Beaten by Ghost for the screenplay oscar, Chameleon Street for best picture at sundance, and To Sleep With Anger (fair enough) for indy awards screenplay. Looks like half the cast appears in Last Days of Disco. Audrey (Carolyn Farina) was in The Age of Innocence as a relative (sister?) of Daniel Day-Lewis. Nick (Chris Eigeman) in a bunch of indie movies including Kicking and Screaming. Cynthia (Isabel Gillies) is billed just under David Lynch in the Nadja cast and Charlie (Taylor Nichols) appeared in Jurassic Park III.

L. Sante:

The dialogue is ostentatiously written; every character wields subordinate clauses and uses words like however and nevertheless. The combination of stilted speeches and deft behavioral acting sometimes seems peculiar, but it is also peculiarly apposite. Like Austen, Stillman wears his irony lightly and deploys it affectionately.

Urban haute bourgeoisie… is a term coined by Charlie, who is obsessed with the ongoing failure and imminent doom of his class. Stillman obviously thinks something of the sort himself—the movie’s title is subtle in its archly irrelevant grandeur, but you wonder if Twilight of the Gods didn’t cross his mind. (At one point, Tom’s bedside book is shown to be Oswald Spengler’s The Decline of the West.)

Speaking of the low-budget resourcefulness of the movie’s production, Sante says “a picture about the rites of passage of the urban haute bourgeoisie might be expected to appear as impeccably composed as The Earrings of Madame de…“. Having just watched that film, I thought of it in a different respect.
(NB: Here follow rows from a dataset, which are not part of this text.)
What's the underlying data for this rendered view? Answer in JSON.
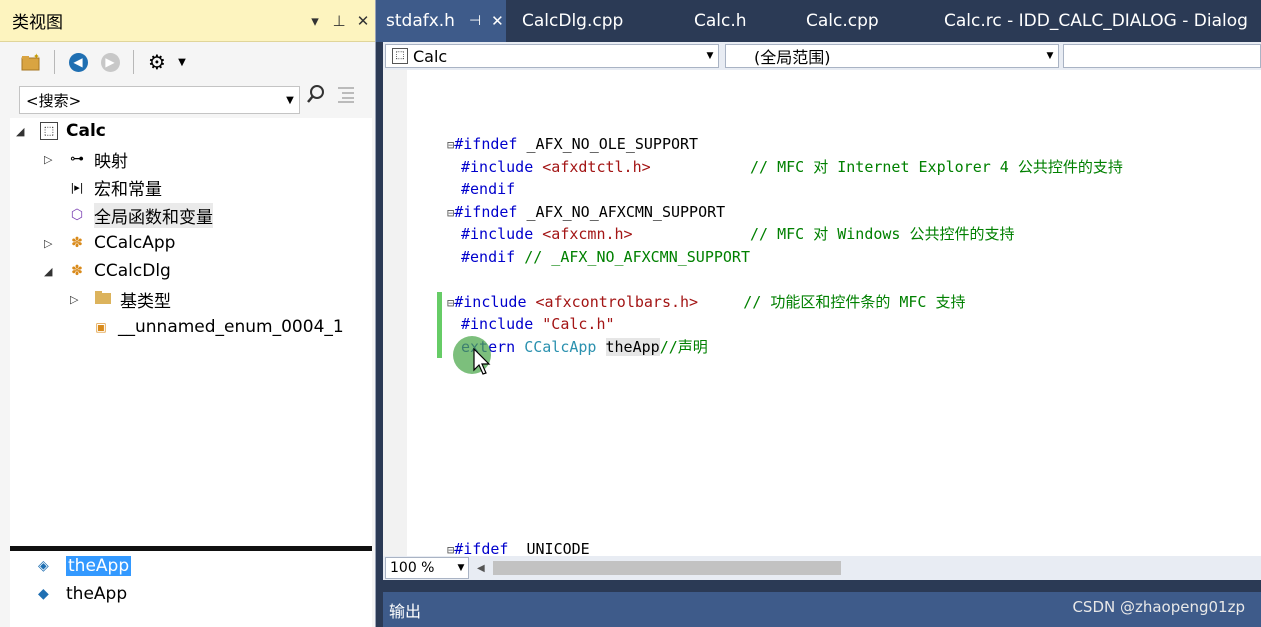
{
  "class_view": {
    "title": "类视图",
    "title_buttons": {
      "dropdown": "▾",
      "pin": "ᚘ",
      "close": "✕"
    },
    "search_placeholder": "<搜索>",
    "tree": {
      "root": "Calc",
      "map": "映射",
      "macros": "宏和常量",
      "globals": "全局函数和变量",
      "app_class": "CCalcApp",
      "dlg_class": "CCalcDlg",
      "base_types": "基类型",
      "enum": "__unnamed_enum_0004_1"
    },
    "members": [
      "theApp",
      "theApp"
    ]
  },
  "tabs": {
    "active": "stdafx.h",
    "others": [
      "CalcDlg.cpp",
      "Calc.h",
      "Calc.cpp",
      "Calc.rc - IDD_CALC_DIALOG - Dialog"
    ]
  },
  "navbar": {
    "project": "Calc",
    "scope": "(全局范围)"
  },
  "code": {
    "l1_kw": "#ifndef",
    "l1_rest": " _AFX_NO_OLE_SUPPORT",
    "l2_kw": "#include",
    "l2_str": "<afxdtctl.h>",
    "l2_cm": "// MFC 对 Internet Explorer 4 公共控件的支持",
    "l3_kw": "#endif",
    "l4_kw": "#ifndef",
    "l4_rest": " _AFX_NO_AFXCMN_SUPPORT",
    "l5_kw": "#include",
    "l5_str": "<afxcmn.h>",
    "l5_cm": "// MFC 对 Windows 公共控件的支持",
    "l6_kw": "#endif",
    "l6_cm": " // _AFX_NO_AFXCMN_SUPPORT",
    "l7_kw": "#include",
    "l7_str": "<afxcontrolbars.h>",
    "l7_cm": "// 功能区和控件条的 MFC 支持",
    "l8_kw": "#include",
    "l8_str": "\"Calc.h\"",
    "l9_kw": "extern",
    "l9_type": "CCalcApp",
    "l9_var": "theApp",
    "l9_cm": "//声明",
    "l10_kw": "#ifdef",
    "l10_rest": "  UNICODE"
  },
  "zoom": "100 %",
  "output_label": "输出",
  "watermark": "CSDN @zhaopeng01zp",
  "colors": {
    "accent": "#3399ff",
    "title_bar": "#fdf4bf",
    "tab_bg": "#2b3a55",
    "change_bar": "#66cc66"
  }
}
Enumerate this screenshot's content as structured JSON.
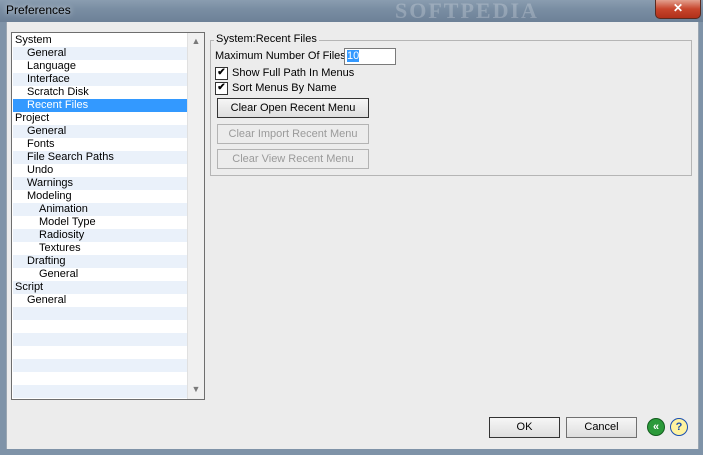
{
  "window": {
    "title": "Preferences",
    "watermark": "SOFTPEDIA",
    "close_glyph": "✕"
  },
  "tree": {
    "items": [
      {
        "label": "System",
        "level": 0
      },
      {
        "label": "General",
        "level": 1
      },
      {
        "label": "Language",
        "level": 1
      },
      {
        "label": "Interface",
        "level": 1
      },
      {
        "label": "Scratch Disk",
        "level": 1
      },
      {
        "label": "Recent Files",
        "level": 1,
        "selected": true
      },
      {
        "label": "Project",
        "level": 0
      },
      {
        "label": "General",
        "level": 1
      },
      {
        "label": "Fonts",
        "level": 1
      },
      {
        "label": "File Search Paths",
        "level": 1
      },
      {
        "label": "Undo",
        "level": 1
      },
      {
        "label": "Warnings",
        "level": 1
      },
      {
        "label": "Modeling",
        "level": 1
      },
      {
        "label": "Animation",
        "level": 2
      },
      {
        "label": "Model Type",
        "level": 2
      },
      {
        "label": "Radiosity",
        "level": 2
      },
      {
        "label": "Textures",
        "level": 2
      },
      {
        "label": "Drafting",
        "level": 1
      },
      {
        "label": "General",
        "level": 2
      },
      {
        "label": "Script",
        "level": 0
      },
      {
        "label": "General",
        "level": 1
      },
      {
        "label": "",
        "level": 0
      },
      {
        "label": "",
        "level": 0
      },
      {
        "label": "",
        "level": 0
      },
      {
        "label": "",
        "level": 0
      },
      {
        "label": "",
        "level": 0
      },
      {
        "label": "",
        "level": 0
      },
      {
        "label": "",
        "level": 0
      }
    ],
    "scroll_up_glyph": "▲",
    "scroll_down_glyph": "▼"
  },
  "panel": {
    "group_title": "System:Recent Files",
    "max_files_label": "Maximum Number Of Files",
    "max_files_value": "10",
    "show_full_path_label": "Show Full Path In Menus",
    "show_full_path_checked": true,
    "sort_by_name_label": "Sort Menus By Name",
    "sort_by_name_checked": true,
    "check_glyph": "✔",
    "clear_open_label": "Clear Open Recent Menu",
    "clear_import_label": "Clear Import Recent Menu",
    "clear_view_label": "Clear View Recent Menu"
  },
  "footer": {
    "ok_label": "OK",
    "cancel_label": "Cancel",
    "back_glyph": "«",
    "help_glyph": "?"
  },
  "colors": {
    "selection": "#3399ff",
    "help_icon": "#2b9a3a"
  }
}
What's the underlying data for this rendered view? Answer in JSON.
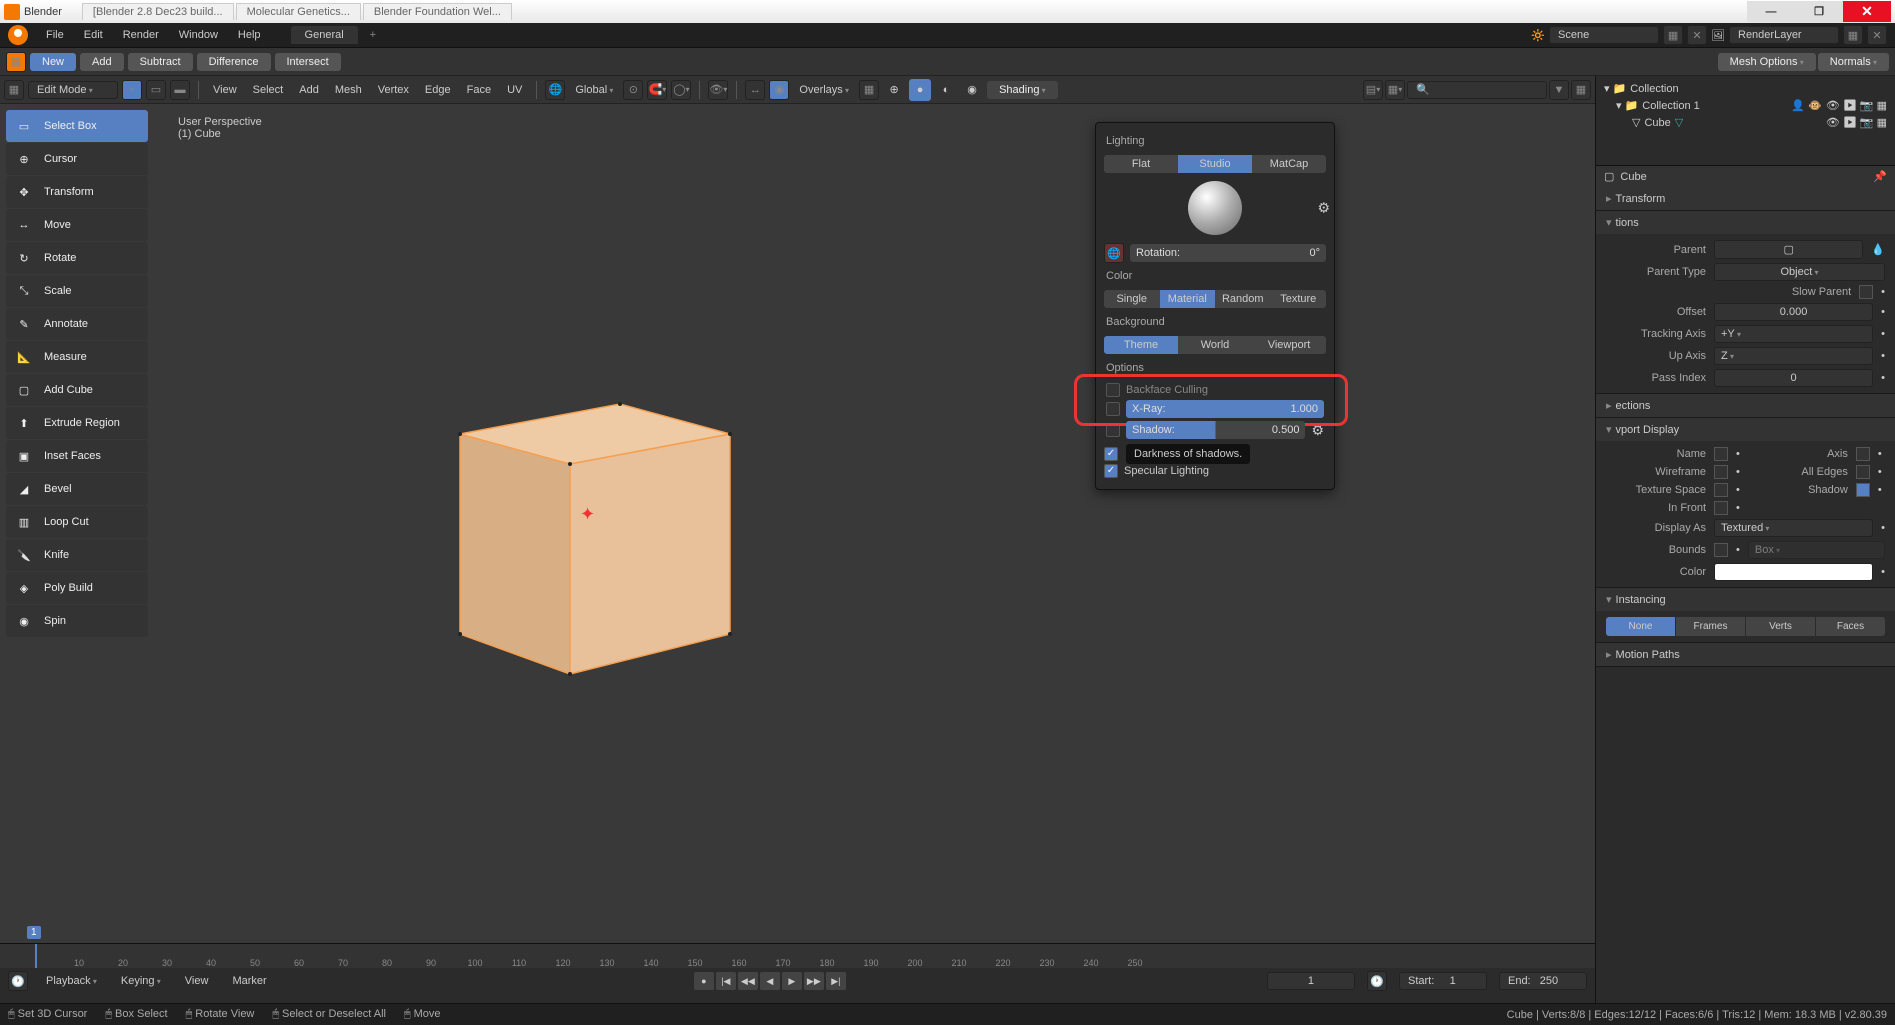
{
  "titlebar": {
    "app_name": "Blender",
    "tabs": [
      "[Blender 2.8 Dec23 build...",
      "Molecular Genetics...",
      "Blender Foundation Wel..."
    ]
  },
  "win_controls": {
    "min": "—",
    "max": "❐",
    "close": "✕"
  },
  "topmenu": {
    "file": "File",
    "edit": "Edit",
    "render": "Render",
    "window": "Window",
    "help": "Help"
  },
  "workspace": {
    "general": "General",
    "add": "+"
  },
  "scene_fields": {
    "scene": "Scene",
    "layer": "RenderLayer"
  },
  "bool_buttons": {
    "new": "New",
    "add": "Add",
    "subtract": "Subtract",
    "difference": "Difference",
    "intersect": "Intersect"
  },
  "topright_buttons": {
    "mesh_options": "Mesh Options",
    "normals": "Normals"
  },
  "vp_header": {
    "mode": "Edit Mode",
    "menus": {
      "view": "View",
      "select": "Select",
      "add": "Add",
      "mesh": "Mesh",
      "vertex": "Vertex",
      "edge": "Edge",
      "face": "Face",
      "uv": "UV"
    },
    "orientation": "Global",
    "overlays": "Overlays",
    "shading": "Shading"
  },
  "overlay_text": {
    "persp": "User Perspective",
    "obj": "(1) Cube"
  },
  "tools": [
    "Select Box",
    "Cursor",
    "Transform",
    "Move",
    "Rotate",
    "Scale",
    "Annotate",
    "Measure",
    "Add Cube",
    "Extrude Region",
    "Inset Faces",
    "Bevel",
    "Loop Cut",
    "Knife",
    "Poly Build",
    "Spin"
  ],
  "shading_popover": {
    "lighting_label": "Lighting",
    "lighting": {
      "flat": "Flat",
      "studio": "Studio",
      "matcap": "MatCap"
    },
    "rotation_label": "Rotation:",
    "rotation_value": "0°",
    "color_label": "Color",
    "color": {
      "single": "Single",
      "material": "Material",
      "random": "Random",
      "texture": "Texture"
    },
    "background_label": "Background",
    "background": {
      "theme": "Theme",
      "world": "World",
      "viewport": "Viewport"
    },
    "options_label": "Options",
    "backface": "Backface Culling",
    "xray_label": "X-Ray:",
    "xray_value": "1.000",
    "shadow_label": "Shadow:",
    "shadow_value": "0.500",
    "tooltip": "Darkness of shadows.",
    "specular": "Specular Lighting"
  },
  "outliner": {
    "collection": "Collection",
    "items": {
      "collection1": "Collection 1",
      "cube": "Cube"
    }
  },
  "props": {
    "header": "Cube",
    "transform_title": "Transform",
    "relations_title": "Relations",
    "parent_label": "Parent",
    "parent_type_label": "Parent Type",
    "parent_type": "Object",
    "slow_parent": "Slow Parent",
    "offset_label": "Offset",
    "offset": "0.000",
    "tracking_axis_label": "Tracking Axis",
    "tracking_axis": "+Y",
    "up_axis_label": "Up Axis",
    "up_axis": "Z",
    "pass_index_label": "Pass Index",
    "pass_index": "0",
    "collections_title": "Collections",
    "viewport_display_title": "Viewport Display",
    "vd": {
      "name": "Name",
      "axis": "Axis",
      "wireframe": "Wireframe",
      "all_edges": "All Edges",
      "texture_space": "Texture Space",
      "shadow": "Shadow",
      "in_front": "In Front",
      "display_as_label": "Display As",
      "display_as": "Textured",
      "bounds_label": "Bounds",
      "bounds": "Box",
      "color_label": "Color"
    },
    "instancing_title": "Instancing",
    "instancing": {
      "none": "None",
      "frames": "Frames",
      "verts": "Verts",
      "faces": "Faces"
    },
    "motion_paths_title": "Motion Paths"
  },
  "timeline": {
    "marks": [
      "10",
      "20",
      "30",
      "40",
      "50",
      "60",
      "70",
      "80",
      "90",
      "100",
      "110",
      "120",
      "130",
      "140",
      "150",
      "160",
      "170",
      "180",
      "190",
      "200",
      "210",
      "220",
      "230",
      "240",
      "250"
    ],
    "playhead_frame": "1",
    "playback": "Playback",
    "keying": "Keying",
    "view": "View",
    "marker": "Marker",
    "current": "1",
    "start_label": "Start:",
    "start": "1",
    "end_label": "End:",
    "end": "250"
  },
  "statusbar": {
    "items": [
      "Set 3D Cursor",
      "Box Select",
      "Rotate View",
      "Select or Deselect All",
      "Move"
    ],
    "right": "Cube | Verts:8/8 | Edges:12/12 | Faces:6/6 | Tris:12 | Mem: 18.3 MB | v2.80.39"
  }
}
At the beginning of both movies, as we’re being introduced to the characters I groan inwardly: not another movie that expects me to care about the minor problems of privileged rich people. At the end of Madame de… the minor problems have become major and I still don’t care (actually I came to respect General Charles Boyer somewhat), but Metropolitan made me love its overeducated rich-kid protagonists.